When creating Chronicle, there were a lot of use cases that we were able to foresee in the development phase.  For example, we incorporated the audio functionality because we knew it would be an ideal way to capture a student’s fluency during Reading Workshop.  Additionally, there have been many times that I’ve been conferring with students when I wished I could just easily snap a photo of a student’s work to either document progress, communicate a need, etc.  From there came the ability to take picture notes.  And those presentations of my fifth graders’ science fair projects, well, I knew I wanted a simple way to record them, and if I wished, to share a child’s presentation with a parent saying something like, “Hey Mr. and Mrs. Smith, I just wanted to let you know what a great job Billy did on the presentation of his project.  Take a look!”
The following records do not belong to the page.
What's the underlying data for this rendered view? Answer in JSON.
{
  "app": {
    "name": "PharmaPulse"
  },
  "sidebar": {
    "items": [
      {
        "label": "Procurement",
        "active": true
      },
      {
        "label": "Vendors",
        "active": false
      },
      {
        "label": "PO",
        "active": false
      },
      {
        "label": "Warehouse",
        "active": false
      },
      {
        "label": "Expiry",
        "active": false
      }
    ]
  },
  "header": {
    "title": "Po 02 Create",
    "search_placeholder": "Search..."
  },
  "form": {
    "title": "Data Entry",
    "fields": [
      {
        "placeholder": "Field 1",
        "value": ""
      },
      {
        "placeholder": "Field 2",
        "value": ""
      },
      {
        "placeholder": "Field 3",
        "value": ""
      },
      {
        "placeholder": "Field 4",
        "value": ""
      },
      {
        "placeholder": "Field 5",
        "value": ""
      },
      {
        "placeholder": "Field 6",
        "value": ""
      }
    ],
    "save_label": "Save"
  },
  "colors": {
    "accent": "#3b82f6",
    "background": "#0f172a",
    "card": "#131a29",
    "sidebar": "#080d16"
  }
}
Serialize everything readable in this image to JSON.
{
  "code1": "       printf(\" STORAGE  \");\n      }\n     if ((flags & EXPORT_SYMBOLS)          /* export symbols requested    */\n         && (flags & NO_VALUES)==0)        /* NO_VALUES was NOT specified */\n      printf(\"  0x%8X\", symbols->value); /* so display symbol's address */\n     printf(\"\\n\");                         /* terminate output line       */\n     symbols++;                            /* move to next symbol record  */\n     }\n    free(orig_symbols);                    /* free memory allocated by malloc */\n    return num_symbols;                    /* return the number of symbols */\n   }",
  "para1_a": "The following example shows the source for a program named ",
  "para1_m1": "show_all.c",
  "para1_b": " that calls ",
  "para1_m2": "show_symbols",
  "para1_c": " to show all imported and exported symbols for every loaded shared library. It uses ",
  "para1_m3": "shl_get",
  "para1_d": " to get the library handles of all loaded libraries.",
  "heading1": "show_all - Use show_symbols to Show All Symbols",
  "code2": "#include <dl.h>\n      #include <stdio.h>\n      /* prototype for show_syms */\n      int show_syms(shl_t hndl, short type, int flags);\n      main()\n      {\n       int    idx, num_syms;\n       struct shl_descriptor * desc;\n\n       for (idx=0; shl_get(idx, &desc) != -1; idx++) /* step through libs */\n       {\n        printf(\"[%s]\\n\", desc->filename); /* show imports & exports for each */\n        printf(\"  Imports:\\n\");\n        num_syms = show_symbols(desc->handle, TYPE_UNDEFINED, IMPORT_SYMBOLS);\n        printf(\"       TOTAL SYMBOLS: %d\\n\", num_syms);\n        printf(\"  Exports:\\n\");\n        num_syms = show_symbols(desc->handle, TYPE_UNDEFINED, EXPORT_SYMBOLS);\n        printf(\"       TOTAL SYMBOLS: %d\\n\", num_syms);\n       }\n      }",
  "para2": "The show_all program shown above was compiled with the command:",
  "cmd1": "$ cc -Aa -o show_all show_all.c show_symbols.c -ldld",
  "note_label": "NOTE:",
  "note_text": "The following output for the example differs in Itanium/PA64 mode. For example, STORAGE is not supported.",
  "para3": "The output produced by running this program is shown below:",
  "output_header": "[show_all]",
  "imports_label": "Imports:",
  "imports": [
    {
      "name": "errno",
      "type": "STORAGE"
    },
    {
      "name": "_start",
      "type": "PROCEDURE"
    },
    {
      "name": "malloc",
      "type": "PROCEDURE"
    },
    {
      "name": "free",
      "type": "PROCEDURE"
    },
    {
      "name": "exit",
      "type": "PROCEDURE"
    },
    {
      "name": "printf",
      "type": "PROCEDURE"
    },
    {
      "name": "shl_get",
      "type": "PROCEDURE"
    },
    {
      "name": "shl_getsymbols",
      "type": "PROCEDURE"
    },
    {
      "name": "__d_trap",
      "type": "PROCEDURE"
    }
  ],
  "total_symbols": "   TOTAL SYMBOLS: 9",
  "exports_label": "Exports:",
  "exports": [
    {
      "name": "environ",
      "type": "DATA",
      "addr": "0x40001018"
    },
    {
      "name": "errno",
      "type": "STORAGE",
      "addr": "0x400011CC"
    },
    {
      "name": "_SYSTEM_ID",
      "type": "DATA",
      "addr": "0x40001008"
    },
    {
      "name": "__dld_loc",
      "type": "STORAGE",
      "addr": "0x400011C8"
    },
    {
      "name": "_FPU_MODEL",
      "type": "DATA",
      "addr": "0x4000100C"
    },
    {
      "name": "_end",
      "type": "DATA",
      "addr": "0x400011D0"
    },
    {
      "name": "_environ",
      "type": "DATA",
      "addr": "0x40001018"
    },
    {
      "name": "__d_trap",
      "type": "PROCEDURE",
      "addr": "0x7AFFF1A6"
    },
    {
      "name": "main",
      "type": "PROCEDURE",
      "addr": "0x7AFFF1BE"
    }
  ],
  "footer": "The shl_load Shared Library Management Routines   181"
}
However, during the piloting of Chronicle, there were a lot of use cases that I didn’t foresee, such as the use of the Traffic Light System as a behavior management tool.  I decided to use it one day to monitor stamina during independent reading.  I scanned the classroom, and for the few students who continually struggled during independent reading without getting distracted or distracting others, I pulled them to the side to let them know my observations and how I would have to unfortunately give them a red traffic light, as well as that I would be using these traffic lights to keep track of their progress in this area.   What surprised me was not that they stayed on task for the rest of independent reading that day, but when the next day came, a couple of them asked me if they were still in the “red zone” (their words).  I told them that I needed to see a week of good, solid, focused independent reading before I changed their color to green.

Were they perfect during independent reading from then on? No, not perfect, but markedly better.  Their exposure to text increased significantly during this time, and I was able to more efficiently work with other individuals and small groups.

I then thought about trying this in other areas, such as some of the learning behavior descriptors found on our report cards.  One, in particular, reads something like, “Organizes materials and is prepared for class.”  Now I’ve tried plenty of behavior modification plans throughout the years to help with organization, but the traffic lights truly surprised me how it motivated the students to keep their desks more tidy.

So I figured I would leave this blog post open to anyone who’d like to share effective ways they’ve found in using some of the features of Chronicle.  Hopefully, we can all learn from each other!